    • Other options? 

First, normalize State Disparity: Vigillo has run the numbers. Many many carriers would benefit if their CSA Scores were normalized to an average to bring balance to those who operate in heavily inspected regions such as borders etc.
Second, set a threshold in Beyond Compliance that when met, re-scores a carrier using the normalized numbers. Maybe set this just a bit lower than the national average crash rate, say average less 10%.
Third, any carrier who is re-scored using normalized inspection/violation numbers AND has no CSA Alerts in any BASIC once re-scored  should be designated as Beyond Compliant and make their CSA Scores Private, all of the.


In summary:

A Carrier must have lower than the national average preventable crash rate per million VMT.
Such carrier is re-scored using normalized inspection/violation data.

Carriers without CSA Alerts after re-scoring are designated Beyond Compliant: A carrier with National Average Crash rates (preventables per MVMT) and no CSA Alerts after normalized re-scoring would appear like this on SMS:

What events should cause the incentives to be removed? If safety goals for the carrier are not consistently achieved, what is the benefit to the motoring public?

Simply put, if Preventable Crash rate exceeds the national average, then the carrier does not qualify for Beyond Compliance.

Should this program be developed by the private sector like PrePass, ISO 9000, or Canada’s Partners in Compliance (PIC)? 

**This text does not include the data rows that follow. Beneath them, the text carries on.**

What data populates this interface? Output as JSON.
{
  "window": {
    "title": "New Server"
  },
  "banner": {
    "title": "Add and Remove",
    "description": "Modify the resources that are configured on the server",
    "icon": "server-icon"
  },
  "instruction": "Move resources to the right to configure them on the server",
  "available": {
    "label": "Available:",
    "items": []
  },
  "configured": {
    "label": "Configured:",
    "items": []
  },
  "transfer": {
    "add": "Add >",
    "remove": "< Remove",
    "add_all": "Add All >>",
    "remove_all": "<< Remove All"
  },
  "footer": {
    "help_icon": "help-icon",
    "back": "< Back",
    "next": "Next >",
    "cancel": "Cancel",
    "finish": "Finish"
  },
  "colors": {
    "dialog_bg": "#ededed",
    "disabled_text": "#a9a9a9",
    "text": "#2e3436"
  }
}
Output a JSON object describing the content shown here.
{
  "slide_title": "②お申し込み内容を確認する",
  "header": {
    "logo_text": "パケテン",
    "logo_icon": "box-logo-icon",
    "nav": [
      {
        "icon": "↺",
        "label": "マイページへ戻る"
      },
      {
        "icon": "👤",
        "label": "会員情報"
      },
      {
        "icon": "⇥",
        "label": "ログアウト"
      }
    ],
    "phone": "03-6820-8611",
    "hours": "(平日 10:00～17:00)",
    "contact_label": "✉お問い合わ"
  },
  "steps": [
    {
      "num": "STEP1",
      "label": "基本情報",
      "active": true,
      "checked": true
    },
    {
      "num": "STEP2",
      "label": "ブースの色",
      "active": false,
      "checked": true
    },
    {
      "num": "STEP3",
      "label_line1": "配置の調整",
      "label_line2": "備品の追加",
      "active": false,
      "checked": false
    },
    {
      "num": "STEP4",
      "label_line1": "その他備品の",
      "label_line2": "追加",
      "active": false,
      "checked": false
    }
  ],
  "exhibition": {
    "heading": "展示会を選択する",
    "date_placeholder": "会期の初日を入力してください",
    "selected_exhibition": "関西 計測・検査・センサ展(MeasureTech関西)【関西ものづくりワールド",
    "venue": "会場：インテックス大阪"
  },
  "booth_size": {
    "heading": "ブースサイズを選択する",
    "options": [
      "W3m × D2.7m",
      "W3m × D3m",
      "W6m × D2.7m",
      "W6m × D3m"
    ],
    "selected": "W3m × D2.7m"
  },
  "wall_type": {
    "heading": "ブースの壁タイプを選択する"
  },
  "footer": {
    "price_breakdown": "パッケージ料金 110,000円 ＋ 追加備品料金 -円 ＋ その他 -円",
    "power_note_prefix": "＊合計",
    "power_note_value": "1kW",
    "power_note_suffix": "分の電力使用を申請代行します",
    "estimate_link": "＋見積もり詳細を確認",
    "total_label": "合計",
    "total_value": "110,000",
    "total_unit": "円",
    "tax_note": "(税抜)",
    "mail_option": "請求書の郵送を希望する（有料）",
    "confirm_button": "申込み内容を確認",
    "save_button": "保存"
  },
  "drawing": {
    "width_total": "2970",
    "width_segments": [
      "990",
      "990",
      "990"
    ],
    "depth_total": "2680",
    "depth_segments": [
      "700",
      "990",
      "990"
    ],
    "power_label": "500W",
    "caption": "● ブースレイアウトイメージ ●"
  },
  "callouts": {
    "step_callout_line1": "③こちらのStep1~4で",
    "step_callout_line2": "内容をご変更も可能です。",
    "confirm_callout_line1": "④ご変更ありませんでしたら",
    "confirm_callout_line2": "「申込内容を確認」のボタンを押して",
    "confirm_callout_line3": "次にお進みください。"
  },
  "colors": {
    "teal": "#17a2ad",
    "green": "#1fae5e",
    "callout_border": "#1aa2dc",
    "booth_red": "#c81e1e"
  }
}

FMCSA is going to have to figure out the preventable crash measurement—that needs to come with the blessing of the government. After that, it's just math. No particular expertise should be required to normalize and re-score eligible carriers, though Vigillo would be happy to accept the job.

How would FMCSA verify that the voluntary technologies or safety programs were being implemented? 

The carrier stays below the national average of preventable crashes per million miles. The FMCSA does not need to measure what they are doing, just the clear, objectively measureable outcome…lower crash rates.

Who is to say whether one carrier finds great effectiveness in ELD’s or Speed Limiters, while a second carrier has great success by retaining good drivers with more comfortable mattresses in the sleeper and a third pays salaries and gets the driver home on weekends through better route planning? It does not matter, and the FMCSA does not have to try and select technologies or services or programs that they imagine might work. With JUST, we will stop imagining and just measure the objective results.